This theoretical perspective theorizes the way in which children recall and process information/knowledge transforms with time. It, therefore, suggests that as children get older, they learn which information to retain and discard. For instance, an infant is easily confused by instructions than a teen. This kind of perspective is in compliance with the mechanistic world perspective (Waller, 2005). This is illustrated by an analysis of a number of issues as they link to information/knowledge processing and the mechanistic world perspective.
Socio-cultural theoretical perspectives
This kind of theoretical perspective observes that children are significantly influenced by the culture in which they are brought up. The theory suggests that culture directly affects what and how children learn about their surroundings. Without a doubt, a child is active in attitudes that are revered by their family and society. A good example is children who study books since their parents read frequently. This theory also suggests that child relationships with his parent play a significant role in his development and this relationship continues to affect him in his life. This theory also observes that children behave in particular ways so as to avoid being punished by parents or society (Waller, 2005).

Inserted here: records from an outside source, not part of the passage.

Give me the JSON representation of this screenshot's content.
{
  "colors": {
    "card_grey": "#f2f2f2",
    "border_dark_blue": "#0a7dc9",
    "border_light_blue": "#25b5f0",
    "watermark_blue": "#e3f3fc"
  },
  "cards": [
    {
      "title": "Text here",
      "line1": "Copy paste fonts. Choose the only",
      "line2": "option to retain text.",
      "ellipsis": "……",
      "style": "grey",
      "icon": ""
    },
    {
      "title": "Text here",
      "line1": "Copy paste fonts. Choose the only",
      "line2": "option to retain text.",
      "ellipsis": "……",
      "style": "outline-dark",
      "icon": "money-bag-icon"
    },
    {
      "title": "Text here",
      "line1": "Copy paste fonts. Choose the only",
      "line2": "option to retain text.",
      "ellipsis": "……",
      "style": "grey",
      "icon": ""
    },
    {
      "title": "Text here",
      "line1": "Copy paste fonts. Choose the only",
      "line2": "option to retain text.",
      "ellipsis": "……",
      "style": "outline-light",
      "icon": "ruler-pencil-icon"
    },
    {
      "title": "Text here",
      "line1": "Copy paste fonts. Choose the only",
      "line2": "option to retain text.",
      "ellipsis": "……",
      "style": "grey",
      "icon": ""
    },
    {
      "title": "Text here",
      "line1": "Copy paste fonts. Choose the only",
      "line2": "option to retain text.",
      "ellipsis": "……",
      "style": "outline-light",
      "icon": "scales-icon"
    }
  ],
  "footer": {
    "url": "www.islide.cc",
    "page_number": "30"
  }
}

Developmental system theoretical perspectives
This theoretical perspective observes that numerous factors inside or outside the life directly impact his or her development. It thus suggests a variety of roads may be chosen to reach a similar objective. It also tells us that children may take one road to attains a variety of goals.
Life span theoretical perspectives
This theory suggests children’s development might be affected by the life-transforming events in their life spans. The theory observes that events may occur globally, locally or on a personal level. A number of events happen through age and occur naturally. This is illustrated when children are affected by the separation of their parents.
The above aforementioned theoretical perspectives hold true concepts with respect to a child’s development. Special attention should be given to these theories particularly when dealing with schooling children. They are also very important to those involved in the study of factors that affect children’s development.
Although the majority of scholars argue that genetics and the environmental experience integrate to bring forth a particular behavior, the level to which these two factors influence a child’s behavior is still not clear. This issue has significant drawbacks on how environmental solutions can help when there are problems related to genetics. For instance, the effect of parental speech and genetic encoding in language attainment has raised many debates in the field of human development. Many efforts should be directed towards understanding the relationship between the two factors.
Lindon, J. 2005. Understanding child development, linking theory and practice. Oxford: Oxford University Press.
Waller, T. May, 2005. An introduction to early childhood: A multidisciplinary approach. London: Prentice Hall.